Material provided »
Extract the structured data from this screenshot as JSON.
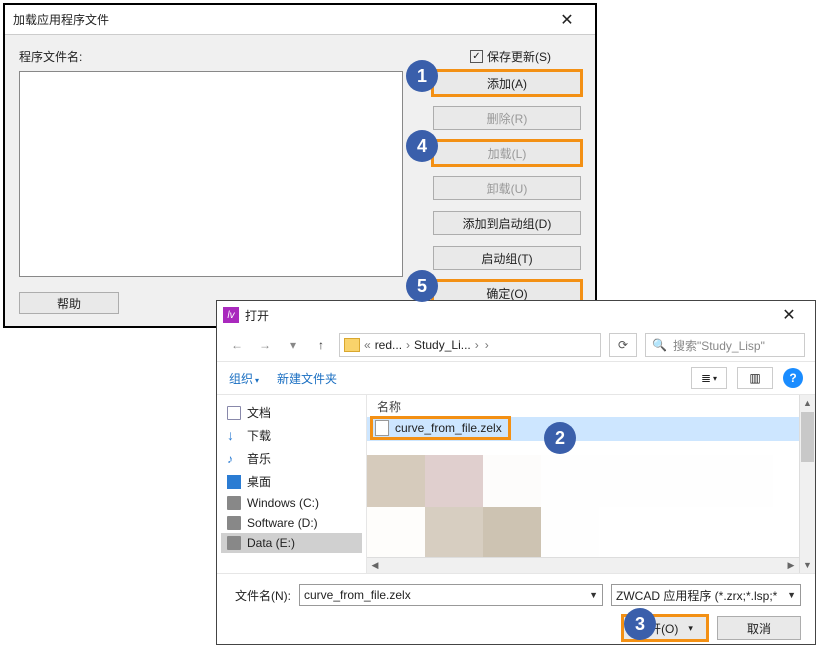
{
  "markers": {
    "m1": "1",
    "m2": "2",
    "m3": "3",
    "m4": "4",
    "m5": "5"
  },
  "load_dialog": {
    "title": "加载应用程序文件",
    "close_glyph": "✕",
    "file_list_label": "程序文件名:",
    "save_update_label": "保存更新(S)",
    "save_update_checked": "✓",
    "buttons": {
      "add": "添加(A)",
      "delete": "删除(R)",
      "load": "加载(L)",
      "unload": "卸载(U)",
      "add_to_startup": "添加到启动组(D)",
      "startup_group": "启动组(T)",
      "ok": "确定(O)"
    },
    "help": "帮助"
  },
  "open_dialog": {
    "title": "打开",
    "close_glyph": "✕",
    "nav_back": "←",
    "nav_fwd": "→",
    "nav_up": "↑",
    "nav_dd": "▾",
    "breadcrumb": {
      "pre": "«",
      "p1": "red...",
      "p2": "Study_Li...",
      "sep": "›",
      "tail": "›"
    },
    "refresh_glyph": "⟳",
    "search_icon": "🔍",
    "search_placeholder": "搜索\"Study_Lisp\"",
    "toolbar": {
      "organize": "组织",
      "new_folder": "新建文件夹",
      "view_icon": "≣",
      "view_dd": "▾",
      "panel_icon": "▥",
      "help": "?"
    },
    "tree": {
      "docs": "文档",
      "downloads": "下载",
      "music": "音乐",
      "desktop": "桌面",
      "c_drive": "Windows (C:)",
      "d_drive": "Software (D:)",
      "e_drive": "Data (E:)"
    },
    "column_header": "名称",
    "file_name": "curve_from_file.zelx",
    "filename_label": "文件名(N):",
    "filename_value": "curve_from_file.zelx",
    "filter_value": "ZWCAD 应用程序 (*.zrx;*.lsp;*",
    "open_btn": "打开(O)",
    "open_dd": "▾",
    "cancel_btn": "取消"
  }
}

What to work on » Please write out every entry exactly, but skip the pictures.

Worked solution »
Extract the structured data from this screenshot as JSON.
{
  "markers": {
    "m1": "1",
    "m2": "2",
    "m3": "3",
    "m4": "4",
    "m5": "5"
  },
  "load_dialog": {
    "title": "加载应用程序文件",
    "close_glyph": "✕",
    "file_list_label": "程序文件名:",
    "save_update_label": "保存更新(S)",
    "save_update_checked": "✓",
    "buttons": {
      "add": "添加(A)",
      "delete": "删除(R)",
      "load": "加载(L)",
      "unload": "卸载(U)",
      "add_to_startup": "添加到启动组(D)",
      "startup_group": "启动组(T)",
      "ok": "确定(O)"
    },
    "help": "帮助"
  },
  "open_dialog": {
    "title": "打开",
    "close_glyph": "✕",
    "nav_back": "←",
    "nav_fwd": "→",
    "nav_up": "↑",
    "nav_dd": "▾",
    "breadcrumb": {
      "pre": "«",
      "p1": "red...",
      "p2": "Study_Li...",
      "sep": "›",
      "tail": "›"
    },
    "refresh_glyph": "⟳",
    "search_icon": "🔍",
    "search_placeholder": "搜索\"Study_Lisp\"",
    "toolbar": {
      "organize": "组织",
      "new_folder": "新建文件夹",
      "view_icon": "≣",
      "view_dd": "▾",
      "panel_icon": "▥",
      "help": "?"
    },
    "tree": {
      "docs": "文档",
      "downloads": "下载",
      "music": "音乐",
      "desktop": "桌面",
      "c_drive": "Windows (C:)",
      "d_drive": "Software (D:)",
      "e_drive": "Data (E:)"
    },
    "column_header": "名称",
    "file_name": "curve_from_file.zelx",
    "filename_label": "文件名(N):",
    "filename_value": "curve_from_file.zelx",
    "filter_value": "ZWCAD 应用程序 (*.zrx;*.lsp;*",
    "open_btn": "打开(O)",
    "open_dd": "▾",
    "cancel_btn": "取消"
  }
}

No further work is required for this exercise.